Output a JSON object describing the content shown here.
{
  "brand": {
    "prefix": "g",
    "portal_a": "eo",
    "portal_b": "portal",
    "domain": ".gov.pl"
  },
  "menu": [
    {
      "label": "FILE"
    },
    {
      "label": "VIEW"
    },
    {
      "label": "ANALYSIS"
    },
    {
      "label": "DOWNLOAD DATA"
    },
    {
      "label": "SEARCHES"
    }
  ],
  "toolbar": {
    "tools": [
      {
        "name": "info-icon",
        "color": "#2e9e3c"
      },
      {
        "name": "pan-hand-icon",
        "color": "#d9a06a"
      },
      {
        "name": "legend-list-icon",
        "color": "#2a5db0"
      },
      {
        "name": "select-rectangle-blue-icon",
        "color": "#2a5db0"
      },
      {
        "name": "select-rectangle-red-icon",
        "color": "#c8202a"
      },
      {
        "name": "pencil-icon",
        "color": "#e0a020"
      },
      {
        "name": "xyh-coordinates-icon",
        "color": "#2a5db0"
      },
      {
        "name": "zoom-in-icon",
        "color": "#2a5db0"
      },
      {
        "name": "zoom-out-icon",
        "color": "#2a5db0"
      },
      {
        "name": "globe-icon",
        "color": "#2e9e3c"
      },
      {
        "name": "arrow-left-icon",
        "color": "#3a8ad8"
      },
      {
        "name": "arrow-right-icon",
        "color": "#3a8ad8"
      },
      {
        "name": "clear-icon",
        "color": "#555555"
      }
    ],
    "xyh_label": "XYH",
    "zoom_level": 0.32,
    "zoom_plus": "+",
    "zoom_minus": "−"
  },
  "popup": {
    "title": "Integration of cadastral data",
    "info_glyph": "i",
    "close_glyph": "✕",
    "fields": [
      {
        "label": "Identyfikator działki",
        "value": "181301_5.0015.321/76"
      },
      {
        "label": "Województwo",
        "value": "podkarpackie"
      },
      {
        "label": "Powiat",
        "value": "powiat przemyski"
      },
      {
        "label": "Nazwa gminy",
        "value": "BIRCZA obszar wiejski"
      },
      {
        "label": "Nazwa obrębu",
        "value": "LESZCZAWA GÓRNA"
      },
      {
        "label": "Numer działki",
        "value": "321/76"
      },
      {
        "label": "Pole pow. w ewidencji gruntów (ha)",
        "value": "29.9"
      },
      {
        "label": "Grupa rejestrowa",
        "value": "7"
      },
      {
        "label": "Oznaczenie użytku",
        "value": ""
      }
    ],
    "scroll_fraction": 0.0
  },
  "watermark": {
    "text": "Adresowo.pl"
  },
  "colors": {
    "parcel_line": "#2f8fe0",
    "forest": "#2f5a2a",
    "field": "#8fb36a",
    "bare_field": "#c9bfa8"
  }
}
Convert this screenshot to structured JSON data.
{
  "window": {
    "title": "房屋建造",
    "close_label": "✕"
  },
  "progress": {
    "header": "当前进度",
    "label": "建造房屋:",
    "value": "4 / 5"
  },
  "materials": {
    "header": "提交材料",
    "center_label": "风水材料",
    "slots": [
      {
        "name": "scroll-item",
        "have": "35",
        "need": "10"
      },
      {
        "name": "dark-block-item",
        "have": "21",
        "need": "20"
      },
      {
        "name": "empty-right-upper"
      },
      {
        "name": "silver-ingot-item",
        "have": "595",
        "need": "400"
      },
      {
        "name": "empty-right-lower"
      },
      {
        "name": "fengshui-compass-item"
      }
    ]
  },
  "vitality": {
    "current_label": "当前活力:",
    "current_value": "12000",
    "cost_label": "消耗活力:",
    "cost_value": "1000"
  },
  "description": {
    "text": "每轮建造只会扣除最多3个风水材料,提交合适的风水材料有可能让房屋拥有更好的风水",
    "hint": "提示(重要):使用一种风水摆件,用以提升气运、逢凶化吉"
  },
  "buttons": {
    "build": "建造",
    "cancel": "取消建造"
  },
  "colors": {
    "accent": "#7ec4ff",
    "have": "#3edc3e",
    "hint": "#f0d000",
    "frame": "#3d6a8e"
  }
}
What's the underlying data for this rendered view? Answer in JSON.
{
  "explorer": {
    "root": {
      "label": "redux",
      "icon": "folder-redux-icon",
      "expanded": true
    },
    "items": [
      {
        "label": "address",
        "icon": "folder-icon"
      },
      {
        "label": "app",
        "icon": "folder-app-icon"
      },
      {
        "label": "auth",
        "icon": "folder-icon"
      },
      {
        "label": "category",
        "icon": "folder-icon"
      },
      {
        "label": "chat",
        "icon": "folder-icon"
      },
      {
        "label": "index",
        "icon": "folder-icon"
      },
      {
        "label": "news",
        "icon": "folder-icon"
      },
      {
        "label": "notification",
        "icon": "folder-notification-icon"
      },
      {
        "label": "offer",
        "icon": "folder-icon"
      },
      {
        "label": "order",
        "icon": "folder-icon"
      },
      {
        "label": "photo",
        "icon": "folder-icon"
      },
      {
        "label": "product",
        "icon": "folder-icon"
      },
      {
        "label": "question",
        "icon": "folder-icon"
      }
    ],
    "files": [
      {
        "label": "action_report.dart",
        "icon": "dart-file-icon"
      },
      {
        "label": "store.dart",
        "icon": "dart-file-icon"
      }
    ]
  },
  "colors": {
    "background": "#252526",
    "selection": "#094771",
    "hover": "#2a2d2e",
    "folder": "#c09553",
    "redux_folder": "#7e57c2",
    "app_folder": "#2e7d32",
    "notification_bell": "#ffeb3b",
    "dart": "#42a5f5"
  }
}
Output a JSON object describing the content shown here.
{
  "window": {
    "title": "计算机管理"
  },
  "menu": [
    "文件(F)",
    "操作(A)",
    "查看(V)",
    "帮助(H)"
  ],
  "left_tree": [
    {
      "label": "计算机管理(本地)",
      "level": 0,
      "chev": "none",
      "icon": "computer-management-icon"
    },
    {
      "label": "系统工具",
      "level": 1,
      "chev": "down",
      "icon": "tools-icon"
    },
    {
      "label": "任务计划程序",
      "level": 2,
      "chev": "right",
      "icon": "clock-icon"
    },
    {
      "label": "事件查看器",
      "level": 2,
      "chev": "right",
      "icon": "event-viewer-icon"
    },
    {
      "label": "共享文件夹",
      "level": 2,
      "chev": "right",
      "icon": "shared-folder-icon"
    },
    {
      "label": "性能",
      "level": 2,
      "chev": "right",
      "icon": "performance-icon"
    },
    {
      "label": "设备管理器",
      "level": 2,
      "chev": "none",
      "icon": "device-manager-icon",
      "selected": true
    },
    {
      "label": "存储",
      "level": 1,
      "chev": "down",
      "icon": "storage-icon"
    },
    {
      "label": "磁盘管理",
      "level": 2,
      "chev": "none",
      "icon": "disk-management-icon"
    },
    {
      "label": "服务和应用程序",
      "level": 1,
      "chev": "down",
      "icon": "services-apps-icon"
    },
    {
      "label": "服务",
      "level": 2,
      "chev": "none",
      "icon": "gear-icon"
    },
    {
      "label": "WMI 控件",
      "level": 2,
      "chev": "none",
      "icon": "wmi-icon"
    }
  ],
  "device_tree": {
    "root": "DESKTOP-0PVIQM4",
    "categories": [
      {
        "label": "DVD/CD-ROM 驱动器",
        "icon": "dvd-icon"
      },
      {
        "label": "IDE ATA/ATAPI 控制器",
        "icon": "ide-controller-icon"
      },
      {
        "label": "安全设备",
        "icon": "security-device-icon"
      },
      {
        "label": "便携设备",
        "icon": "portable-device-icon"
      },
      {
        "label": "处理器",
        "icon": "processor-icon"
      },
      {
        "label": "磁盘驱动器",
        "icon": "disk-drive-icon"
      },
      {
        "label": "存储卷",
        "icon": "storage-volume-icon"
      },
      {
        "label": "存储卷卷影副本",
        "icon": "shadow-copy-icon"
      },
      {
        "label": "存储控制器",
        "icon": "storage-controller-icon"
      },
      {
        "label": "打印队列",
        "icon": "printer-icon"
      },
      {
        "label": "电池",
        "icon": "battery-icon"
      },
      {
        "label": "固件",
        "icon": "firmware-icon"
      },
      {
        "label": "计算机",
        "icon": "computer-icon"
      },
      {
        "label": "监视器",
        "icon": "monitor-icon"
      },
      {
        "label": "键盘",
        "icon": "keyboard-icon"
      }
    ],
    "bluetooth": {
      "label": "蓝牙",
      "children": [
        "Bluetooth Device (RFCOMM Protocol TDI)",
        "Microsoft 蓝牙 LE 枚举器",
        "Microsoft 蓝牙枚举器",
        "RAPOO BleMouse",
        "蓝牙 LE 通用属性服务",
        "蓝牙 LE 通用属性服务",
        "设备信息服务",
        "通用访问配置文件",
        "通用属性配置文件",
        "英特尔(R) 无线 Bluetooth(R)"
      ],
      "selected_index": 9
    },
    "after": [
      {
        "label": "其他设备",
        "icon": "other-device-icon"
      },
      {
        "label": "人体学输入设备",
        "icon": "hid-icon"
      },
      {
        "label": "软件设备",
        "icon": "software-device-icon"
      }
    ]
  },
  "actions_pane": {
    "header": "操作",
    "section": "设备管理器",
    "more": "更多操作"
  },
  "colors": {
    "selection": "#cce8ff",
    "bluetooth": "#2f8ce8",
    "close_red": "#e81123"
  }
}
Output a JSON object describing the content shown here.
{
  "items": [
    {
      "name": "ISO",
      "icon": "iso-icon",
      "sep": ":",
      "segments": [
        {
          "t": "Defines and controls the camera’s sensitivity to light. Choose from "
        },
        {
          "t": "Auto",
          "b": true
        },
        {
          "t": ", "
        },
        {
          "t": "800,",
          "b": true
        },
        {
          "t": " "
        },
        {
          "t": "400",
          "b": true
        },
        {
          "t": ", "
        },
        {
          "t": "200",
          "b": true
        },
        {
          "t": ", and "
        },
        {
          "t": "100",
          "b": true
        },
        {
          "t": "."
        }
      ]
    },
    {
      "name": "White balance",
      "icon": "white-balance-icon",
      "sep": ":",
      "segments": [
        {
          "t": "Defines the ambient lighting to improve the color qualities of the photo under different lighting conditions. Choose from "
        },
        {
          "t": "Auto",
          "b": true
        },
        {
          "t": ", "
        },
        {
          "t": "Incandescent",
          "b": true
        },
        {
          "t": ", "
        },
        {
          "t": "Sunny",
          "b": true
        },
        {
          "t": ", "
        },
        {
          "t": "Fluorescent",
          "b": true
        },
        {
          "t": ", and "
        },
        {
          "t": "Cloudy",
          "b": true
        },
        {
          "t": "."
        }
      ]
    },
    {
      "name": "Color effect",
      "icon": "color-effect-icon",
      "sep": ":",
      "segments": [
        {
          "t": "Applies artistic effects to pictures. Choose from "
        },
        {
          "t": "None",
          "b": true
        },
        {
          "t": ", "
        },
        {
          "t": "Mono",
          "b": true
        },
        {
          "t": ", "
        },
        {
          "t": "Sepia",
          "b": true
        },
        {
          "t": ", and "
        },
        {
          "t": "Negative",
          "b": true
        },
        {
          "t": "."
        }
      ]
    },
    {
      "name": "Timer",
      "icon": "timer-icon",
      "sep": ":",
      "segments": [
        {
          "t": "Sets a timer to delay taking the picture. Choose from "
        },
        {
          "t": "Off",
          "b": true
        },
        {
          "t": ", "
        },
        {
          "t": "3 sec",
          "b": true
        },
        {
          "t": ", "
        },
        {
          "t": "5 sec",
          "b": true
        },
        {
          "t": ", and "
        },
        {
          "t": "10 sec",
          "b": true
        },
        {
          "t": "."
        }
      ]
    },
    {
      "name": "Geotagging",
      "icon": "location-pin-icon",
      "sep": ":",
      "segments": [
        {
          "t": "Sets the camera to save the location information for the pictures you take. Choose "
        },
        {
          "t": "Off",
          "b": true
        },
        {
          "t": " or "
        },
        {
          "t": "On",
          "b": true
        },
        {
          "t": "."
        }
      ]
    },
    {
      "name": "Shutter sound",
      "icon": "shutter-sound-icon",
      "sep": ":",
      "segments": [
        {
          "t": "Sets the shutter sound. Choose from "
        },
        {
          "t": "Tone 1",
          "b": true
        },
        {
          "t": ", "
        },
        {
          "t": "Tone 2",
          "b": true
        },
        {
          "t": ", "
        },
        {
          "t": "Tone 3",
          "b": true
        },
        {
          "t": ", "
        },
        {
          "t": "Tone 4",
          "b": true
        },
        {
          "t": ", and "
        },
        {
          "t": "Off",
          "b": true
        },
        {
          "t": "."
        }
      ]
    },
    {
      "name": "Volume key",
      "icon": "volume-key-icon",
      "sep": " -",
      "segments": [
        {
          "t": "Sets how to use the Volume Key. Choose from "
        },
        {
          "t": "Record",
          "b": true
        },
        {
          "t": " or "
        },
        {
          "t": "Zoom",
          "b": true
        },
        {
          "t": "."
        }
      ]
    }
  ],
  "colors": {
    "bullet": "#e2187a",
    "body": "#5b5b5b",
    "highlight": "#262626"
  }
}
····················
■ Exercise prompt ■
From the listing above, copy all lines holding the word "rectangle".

■ Answer below ■
        "name": "select-rectangle-blue-icon",
        "name": "select-rectangle-red-icon",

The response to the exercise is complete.